- Copper prices would dip this year in the second quarter and possibly third before picking up in Q4
- Treatment charges would remain depressed, probably around the low $20/ton range until the end of this year as concentrate supplies remained tight
- Mines, particularly in Chile, Peru and at Rio’s Kennecott Utah copper mine would pick up as better ore grades were extracted and disruptions due to weather and strikes were put behind them
- No one would admit to being worried about rising Shanghai Futures Exchange (SHFE) inventory, currently a million tons, saying it would come down this year as demand picked up.
- New mines and refurbishment of existing mines to open up better ore grades were largely on track and supply would rise over this decade to meet demand.
- Demand is rising in the US, stable in Europe and rising in Asia although at 1-2 percent less than last year.
So all is fine with the copper market, is it? You’d think so, listening to the quotes and comments, but an article in the Financial Times suggests there are some serious questions being asked behind the scenes.
If the number of new mines planned and under construction come on stream as forecast by the miners over the next 12-18 months, the market will move into pronounced surplus (as if the SHFE inventory wasn’t already telling us it’s in surplus) and prices could slip towards the marginal cost of production, around $5,500-6,000 per metric ton.
But increasingly industry experts are predicting those mines will not keep to the planned timeframe. Serious problems sourcing equipment, sourcing qualified mine engineers, providing power and fresh water is already causing problems and delays. Major power projects designed to service the mining industry in Chile, producer of about a third of the world’s copper, are facing repeated delays mainly of an environmental nature.
Next door in Peru, the story is similar and meanwhile, power costs are rising, according to Codelco, from 4 cents/kwhr to over 12 cents/kwhr over the last decade. Likewise, Chile and Peru both face escalating water costs and water scarcity; no new project is likely to be approved using fresh water, meaning new mines must desalinate water and pump it from the sea to the desert – a process that can add 20-30 percent to operating costs.

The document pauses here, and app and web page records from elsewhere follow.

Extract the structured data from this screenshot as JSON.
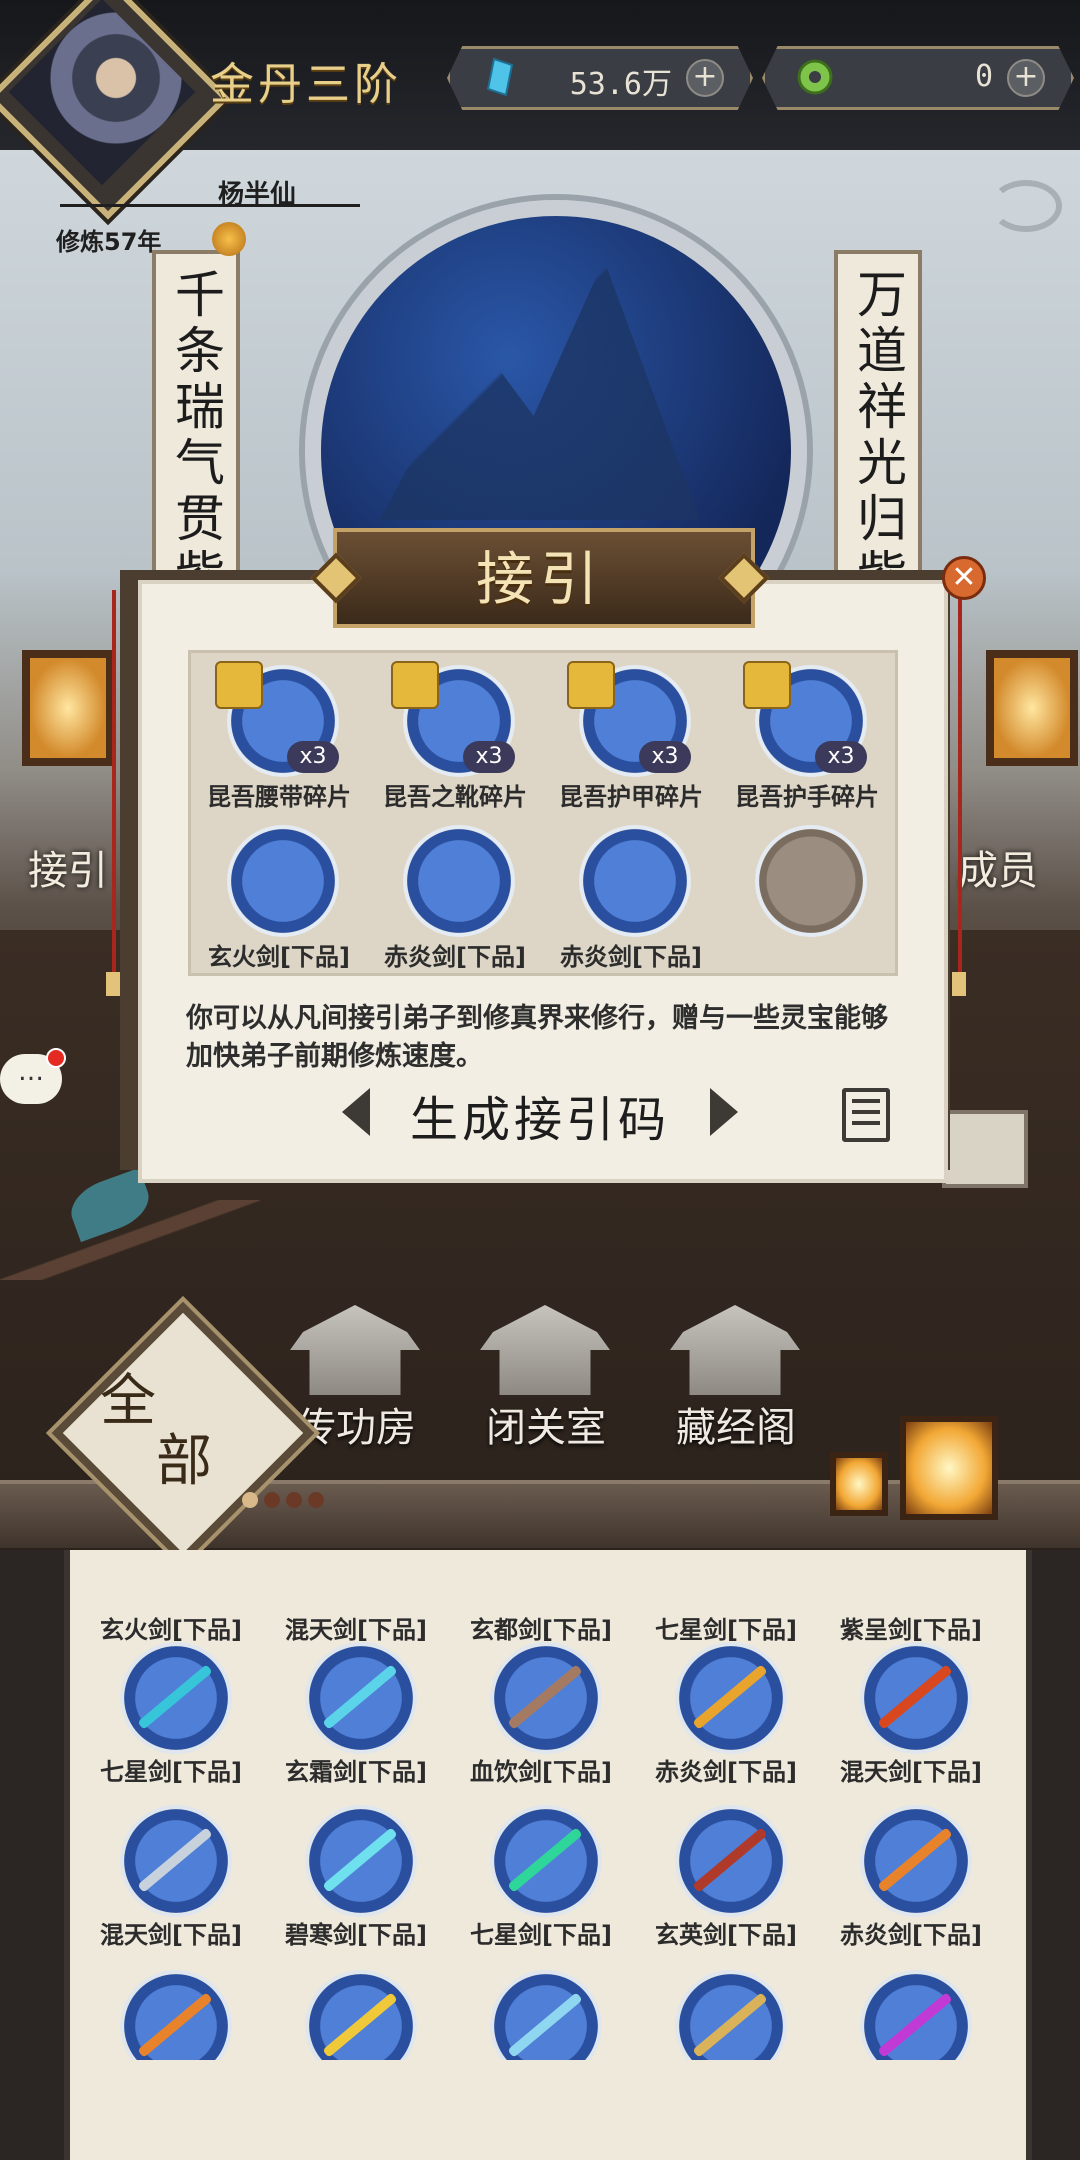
{
  "top": {
    "realm": "金丹三阶",
    "spirit_stone": "53.6万",
    "jade": "0",
    "player_name": "杨半仙",
    "cultivation": "修炼57年"
  },
  "scene": {
    "couplet_left": "千条瑞气贯紫",
    "couplet_right": "万道祥光归紫",
    "side_left": "接引",
    "side_right": "成员",
    "chat": "…"
  },
  "modal": {
    "title": "接引",
    "close": "✕",
    "rewards": [
      {
        "label": "昆吾腰带碎片",
        "count": "x3"
      },
      {
        "label": "昆吾之靴碎片",
        "count": "x3"
      },
      {
        "label": "昆吾护甲碎片",
        "count": "x3"
      },
      {
        "label": "昆吾护手碎片",
        "count": "x3"
      },
      {
        "label": "玄火剑[下品]"
      },
      {
        "label": "赤炎剑[下品]"
      },
      {
        "label": "赤炎剑[下品]"
      },
      {
        "label": ""
      }
    ],
    "description": "你可以从凡间接引弟子到修真界来修行，赠与一些灵宝能够加快弟子前期修炼速度。",
    "generate_button": "生成接引码"
  },
  "buildings": [
    "传功房",
    "闭关室",
    "藏经阁"
  ],
  "all_tab": [
    "全",
    "部"
  ],
  "grid": {
    "partial_row": [
      "玄火剑[下品]",
      "混天剑[下品]",
      "玄都剑[下品]",
      "七星剑[下品]",
      "紫呈剑[下品]"
    ],
    "rows": [
      [
        "七星剑[下品]",
        "玄霜剑[下品]",
        "血饮剑[下品]",
        "赤炎剑[下品]",
        "混天剑[下品]"
      ],
      [
        "混天剑[下品]",
        "碧寒剑[下品]",
        "七星剑[下品]",
        "玄英剑[下品]",
        "赤炎剑[下品]"
      ],
      [
        "",
        "",
        "",
        "",
        ""
      ]
    ]
  },
  "colors": {
    "accent_gold": "#e8cf8a",
    "sword_red": "#d9471e",
    "sword_cyan": "#37c6d9",
    "sword_purple": "#c23ad6",
    "sword_gold": "#e8a42c"
  }
}
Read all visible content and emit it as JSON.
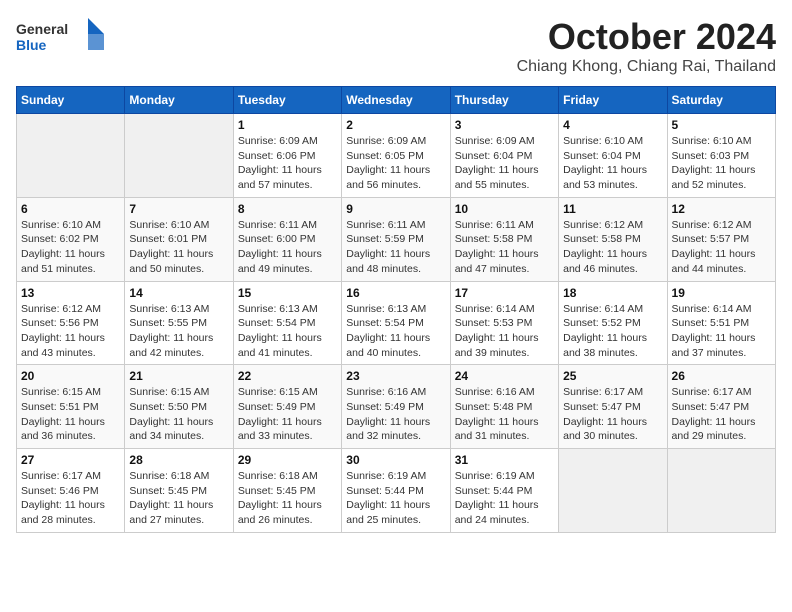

So who do we believe? The miners who tell us supply is assured and prices will ease as new supply comes into the market? Or observers who say the future is fraught with uncertainty, particularly in the world’s largest producing countries, concentrating the risks, and we face a significant chance of higher prices by the middle of the decade?
The answer may be as much about consumption as it is about production. The rise in Shanghai inventories is a reflection of a slowdown in construction, and production of white goods and consumer products in China. If the miners are right and this is a temporary phenomenon, then global demand will likely rise more significantly next year, strengthening the case of higher prices, with or without more supply.
But if the re-focusing of the Chinese economy proceeds as gradually as we expect, a return to strong copper consumption could be some way off. In the meantime, make hay while the sun shines — the one trend all could agree on was that prices are likely to be softer for the next 3-6 months.